Barbaric, and not something I'd ever allow in my family. And many of us Malaysians feel the same way.

Screw those old bats who think otherwise.

Kraz Arkin said...

The world would be so much better off without relatives. Damn.

zambezi said...

sad that it still happens.

Amodini said...

We think society's "modern", but scratch the surface and all the old crap's still there. I see lots of folk, old and young, aping western dress codes, but wonder if they are just as willing to adapt on the insides ?
Totally empathise on your anger against that relative.

-Swollen Abyss- said...

But its a pity we still live on with this behaviour ~

Cynic in Wonderland said...

yus gala unfortunately its quite common. the tragedy is there are millions of women who cannot say screw it.

kraz..yup.especially petty minded ones.

true zambezi

Cynic in Wonderland said...

amodini - no they arent - there is a public face and a private face. and the latter can be ugly as hell.

swollen abyss - pity indeed. hopefully we will change.

VeenS said...

I am sure these rituals are man made really!

Give them all the happiness i could manage, really to make the pain more bearable! they deserve every ounce of it!

I wish the people who say or do these kind of injustices, may jus once feel the pain of loosing their significant better ( of coure they should be in love with them also)!

u r right in your views!! and i m in it with you !


Anonymous said...

oh.. and then there is the ^%#@! caste system. It's still there, still holding fairly firmly in place, behind a veneer of lip service.

Here's to a world where there is true equality - economic, social, gender, racial and even genetic. I'm fairly certain we'll be there.

Alankrita said...

So that some such thing could happen at my wedding made me force everyone to settle for an Arya Samaj style wedding- and I threatened a registered marriage here in the US if they did not agree.

I do not know if religion sanctions this behavior or not, but what I do know is that the hindu religion is also good at treating women as the others... whenver they ask for "gotrea" its always the husband's gotra, even though the wife's gotra never changes.
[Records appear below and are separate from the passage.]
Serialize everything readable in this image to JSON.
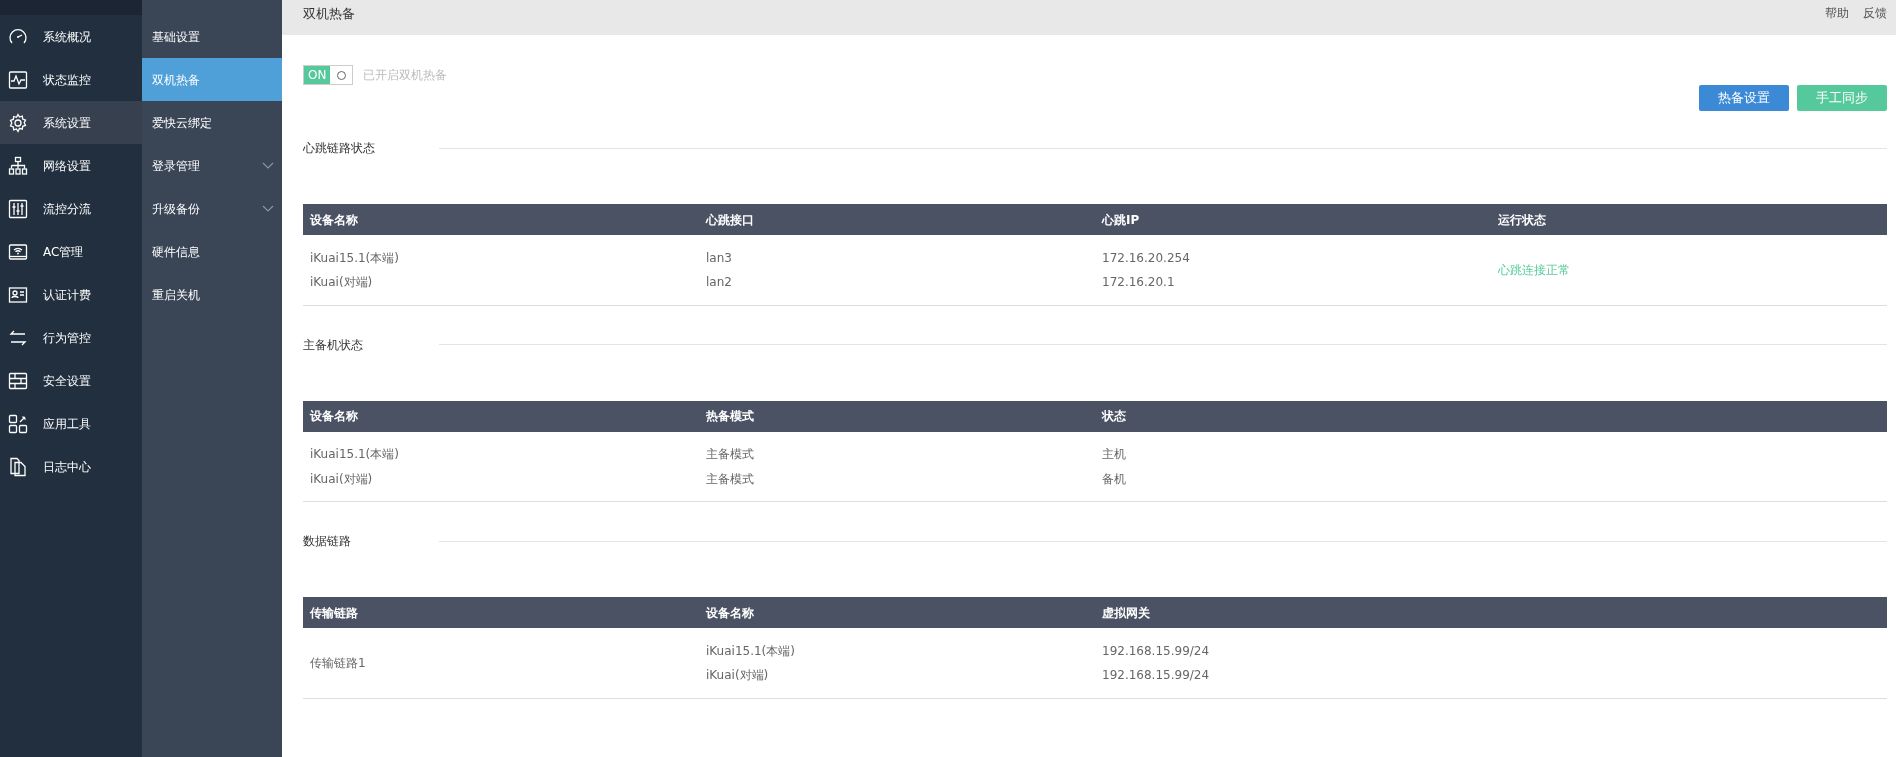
{
  "sidebar": {
    "items": [
      {
        "label": "系统概况",
        "selected": false
      },
      {
        "label": "状态监控",
        "selected": false
      },
      {
        "label": "系统设置",
        "selected": true
      },
      {
        "label": "网络设置",
        "selected": false
      },
      {
        "label": "流控分流",
        "selected": false
      },
      {
        "label": "AC管理",
        "selected": false
      },
      {
        "label": "认证计费",
        "selected": false
      },
      {
        "label": "行为管控",
        "selected": false
      },
      {
        "label": "安全设置",
        "selected": false
      },
      {
        "label": "应用工具",
        "selected": false
      },
      {
        "label": "日志中心",
        "selected": false
      }
    ]
  },
  "submenu": {
    "items": [
      {
        "label": "基础设置",
        "selected": false,
        "has_children": false
      },
      {
        "label": "双机热备",
        "selected": true,
        "has_children": false
      },
      {
        "label": "爱快云绑定",
        "selected": false,
        "has_children": false
      },
      {
        "label": "登录管理",
        "selected": false,
        "has_children": true
      },
      {
        "label": "升级备份",
        "selected": false,
        "has_children": true
      },
      {
        "label": "硬件信息",
        "selected": false,
        "has_children": false
      },
      {
        "label": "重启关机",
        "selected": false,
        "has_children": false
      }
    ]
  },
  "header": {
    "title": "双机热备",
    "links": [
      "帮助",
      "反馈"
    ]
  },
  "toggle": {
    "label": "ON",
    "on": true,
    "caption": "已开启双机热备"
  },
  "buttons": [
    {
      "label": "热备设置",
      "kind": "primary"
    },
    {
      "label": "手工同步",
      "kind": "success"
    }
  ],
  "sections": [
    {
      "title": "心跳链路状态",
      "table": {
        "columns": [
          {
            "label": "设备名称"
          },
          {
            "label": "心跳接口"
          },
          {
            "label": "心跳IP"
          },
          {
            "label": "运行状态"
          }
        ],
        "rows": [
          [
            "iKuai15.1(本端)",
            "lan3",
            "172.16.20.254",
            {
              "text": "心跳连接正常",
              "rowspan": 2,
              "color": "#55c99b"
            }
          ],
          [
            "iKuai(对端)",
            "lan2",
            "172.16.20.1"
          ]
        ]
      }
    },
    {
      "title": "主备机状态",
      "table": {
        "columns": [
          {
            "label": "设备名称"
          },
          {
            "label": "热备模式"
          },
          {
            "label": "状态"
          }
        ],
        "rows": [
          [
            "iKuai15.1(本端)",
            "主备模式",
            "主机"
          ],
          [
            "iKuai(对端)",
            "主备模式",
            "备机"
          ]
        ]
      }
    },
    {
      "title": "数据链路",
      "table": {
        "columns": [
          {
            "label": "传输链路"
          },
          {
            "label": "设备名称"
          },
          {
            "label": "虚拟网关"
          }
        ],
        "rows": [
          [
            {
              "text": "传输链路1",
              "rowspan": 2
            },
            "iKuai15.1(本端)",
            "192.168.15.99/24"
          ],
          [
            "iKuai(对端)",
            "192.168.15.99/24"
          ]
        ]
      }
    }
  ]
}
Most puja ceremonies are so demeaning with the where I was pretty much the women as the "also sat theres" No matter if they chant on in Sanskrit, they do make one realize that a woman has no place at all, unless flanked by her husband... I would say religion- not only this one, but any religion on the whole are inherently misogynist, reducing us to mere part humans.

Anonymous said...

I really wish it was *you*, who told your aunt that it would be your mother who hand over the sweets, thank you very much.And kudos to the priest for standing up for your mom.